“Taxpayers should be extremely concerned about the financial state of this company and the cost of cleaning up its mess,” Clyde added.

Lock the Gate reported in December 2019 that the NSW Resources Regulator updated the calculation of the rehabilitation bond to $12.4 million, which still would not meet the estimated $215 million in clean-up costs.[17]

  1. "Wollongong Coal: History", Wollongong Coal website, accessed May 2020
  2. 2.0 2.1 2.2 2.3 2.4 2.5 "Resource Assessment for the Sydney Basin bioregion", Australian Government website, accessed May 2020.
  3. 3.0 3.1 3.2 3.3 "Russell Vale Colliery Underground Expansion Project Advice", Independent Expert Scientific Committee on Coal Seam Gas and Large Coal Mining Development, 5 March 2020.
  4. "Bellpac No. 1 Coal Mine Australia", Global Energy Observatory, accessed May 2020.
  5. 5.0 5.1 5.2 5.3 5.4 "Wollongong Coal Limited Project Information Sheet RVC UEP May 2019", Wollongong Coal website, May 2019
  6. "Russell Vale Colliery – Underground Expansion Project: Review Report", NSW Planning Assessment Commission, 2 April 2015.
  7. "NRE NO1", Mining Link, accessed May 2020.
  8. 8.0 8.1 8.2 "South Bulli Colliery", Illawarra Coal: The Unofficial History of Mining in the Illawarra, March 2016.
  9. 9.0 9.1 "Our Assets", Wollongong Coal website, accessed May 2020.
  10. "MEDIA RELEASE: Proposed operational changes at Russell Vale Colliery", Wollongong Coal, 1 September 2015.
  11. "Wollongong Coal : Quarterly Report - Jan - Mar 2020", MarketScreener, 30 April 2020.
  12. "Wollongong Coal awaits IPC decision for Russell Vale expansion", Australia's Mining Monthly, 4 May 2020.
  13. "Resources Regulator announces prosecution proceedings against two Wollongong coal companies", NSW Government, 23 June 2017.
  14. "Resources Regulator prosecutes Wollongong coal companies", NSW Government, 8 March 2018.
  15. Ben Langford, "Wollongong Coal has a $1billion debt problem - auditor", Illawarra Mercury, 27 July 2019
  16. Ben Langford, "Wollongong Coal claims $215m rehab bill - after a loss of $379 million", Illawarra Mercury, 12 September 2019
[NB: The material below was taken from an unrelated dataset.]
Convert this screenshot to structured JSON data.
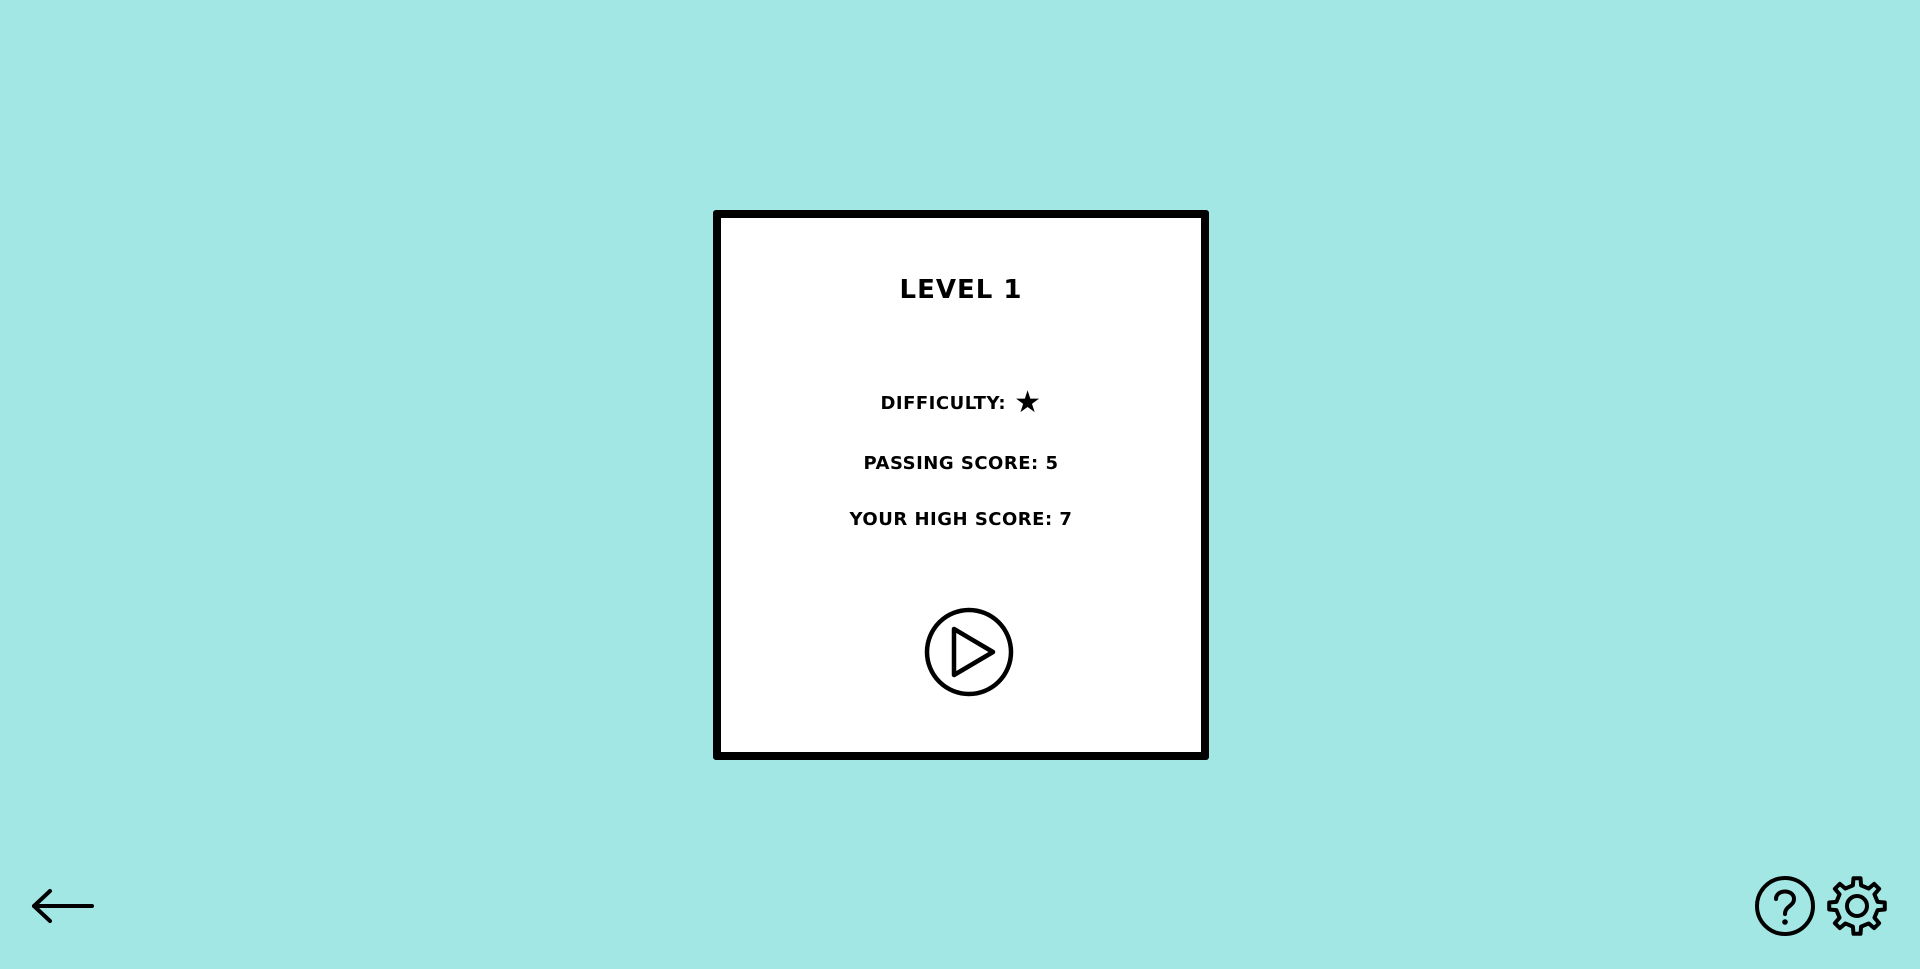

  17. 17.0 17.1 "Russell Vale risk: $202 million rehabilitation shortfall exposes NSW taxpayers", Lock the Gate Alliance, 9 December 2019